# THE PROBLEM:
Please copy every line with the string "JSON" from the entries below.

# DATA SECTION:
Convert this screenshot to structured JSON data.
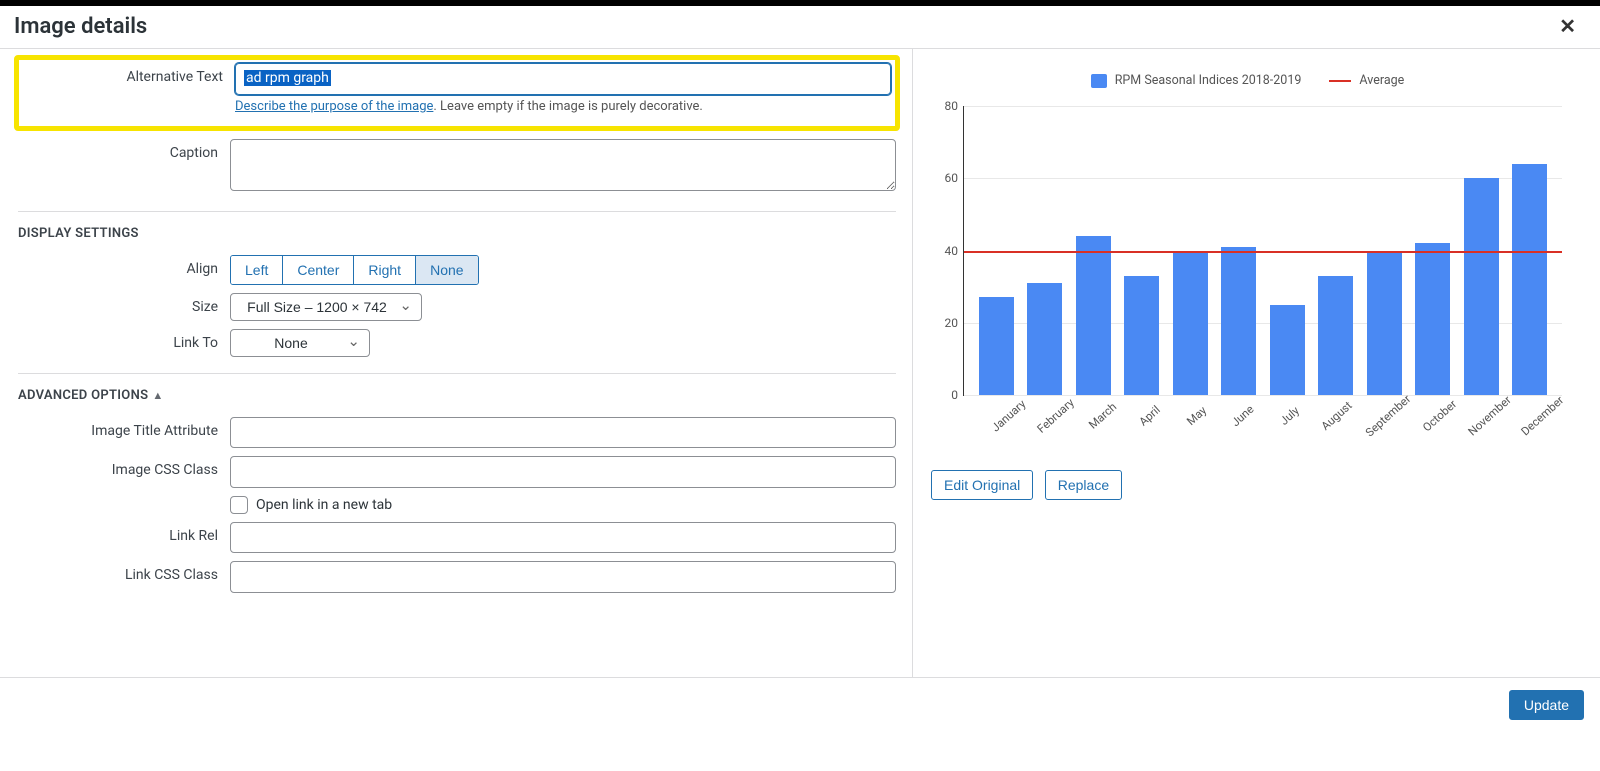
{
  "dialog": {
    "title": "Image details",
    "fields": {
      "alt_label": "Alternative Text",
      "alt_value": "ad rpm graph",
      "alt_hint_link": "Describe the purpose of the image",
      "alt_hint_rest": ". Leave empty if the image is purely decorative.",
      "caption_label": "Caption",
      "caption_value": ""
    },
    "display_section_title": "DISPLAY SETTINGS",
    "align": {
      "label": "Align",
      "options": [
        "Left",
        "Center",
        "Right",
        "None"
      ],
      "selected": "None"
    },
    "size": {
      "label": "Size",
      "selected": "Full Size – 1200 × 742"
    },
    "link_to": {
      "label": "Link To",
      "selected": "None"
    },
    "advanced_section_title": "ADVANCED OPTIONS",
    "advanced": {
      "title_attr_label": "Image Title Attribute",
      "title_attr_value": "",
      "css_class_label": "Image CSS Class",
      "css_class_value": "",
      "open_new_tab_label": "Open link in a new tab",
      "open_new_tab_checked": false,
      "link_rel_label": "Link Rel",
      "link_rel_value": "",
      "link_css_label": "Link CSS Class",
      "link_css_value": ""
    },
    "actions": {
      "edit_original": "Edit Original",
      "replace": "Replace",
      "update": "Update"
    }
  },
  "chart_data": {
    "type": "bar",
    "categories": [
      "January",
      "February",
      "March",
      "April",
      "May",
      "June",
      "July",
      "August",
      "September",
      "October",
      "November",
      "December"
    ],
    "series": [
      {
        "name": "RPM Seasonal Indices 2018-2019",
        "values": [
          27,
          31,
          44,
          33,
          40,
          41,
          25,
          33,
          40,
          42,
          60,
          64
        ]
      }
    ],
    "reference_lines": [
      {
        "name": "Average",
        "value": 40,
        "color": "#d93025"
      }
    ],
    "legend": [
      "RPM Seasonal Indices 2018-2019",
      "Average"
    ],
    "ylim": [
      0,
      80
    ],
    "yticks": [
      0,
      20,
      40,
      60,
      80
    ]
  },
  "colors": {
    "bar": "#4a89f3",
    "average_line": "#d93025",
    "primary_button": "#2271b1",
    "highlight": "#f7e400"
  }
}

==

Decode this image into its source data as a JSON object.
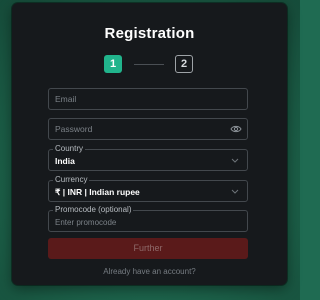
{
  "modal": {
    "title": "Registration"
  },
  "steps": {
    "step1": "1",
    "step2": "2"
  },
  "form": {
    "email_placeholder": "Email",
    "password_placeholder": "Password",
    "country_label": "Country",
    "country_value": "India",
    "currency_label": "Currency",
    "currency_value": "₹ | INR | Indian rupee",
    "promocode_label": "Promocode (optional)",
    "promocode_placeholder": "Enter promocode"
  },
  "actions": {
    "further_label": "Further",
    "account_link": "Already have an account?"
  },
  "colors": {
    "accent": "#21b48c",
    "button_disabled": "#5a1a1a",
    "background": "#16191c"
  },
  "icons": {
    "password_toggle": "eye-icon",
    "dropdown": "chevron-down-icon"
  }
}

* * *

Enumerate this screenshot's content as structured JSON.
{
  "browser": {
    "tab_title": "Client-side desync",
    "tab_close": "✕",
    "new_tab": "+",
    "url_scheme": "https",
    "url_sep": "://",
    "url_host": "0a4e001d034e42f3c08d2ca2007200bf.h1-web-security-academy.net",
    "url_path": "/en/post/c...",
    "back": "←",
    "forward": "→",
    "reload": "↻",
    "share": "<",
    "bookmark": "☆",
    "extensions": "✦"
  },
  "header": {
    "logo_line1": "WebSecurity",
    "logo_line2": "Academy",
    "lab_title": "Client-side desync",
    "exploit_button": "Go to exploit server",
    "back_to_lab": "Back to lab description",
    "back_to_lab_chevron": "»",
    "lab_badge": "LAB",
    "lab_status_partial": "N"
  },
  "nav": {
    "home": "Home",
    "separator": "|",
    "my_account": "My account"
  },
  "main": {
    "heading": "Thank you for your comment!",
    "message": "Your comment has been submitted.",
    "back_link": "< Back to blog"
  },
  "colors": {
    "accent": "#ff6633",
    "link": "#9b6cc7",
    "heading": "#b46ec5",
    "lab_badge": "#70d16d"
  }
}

# RESULT FOR THIS TASK:
Convert this screenshot to structured JSON data.
Decode this image into its source data as a JSON object.
Enumerate this screenshot's content as structured JSON.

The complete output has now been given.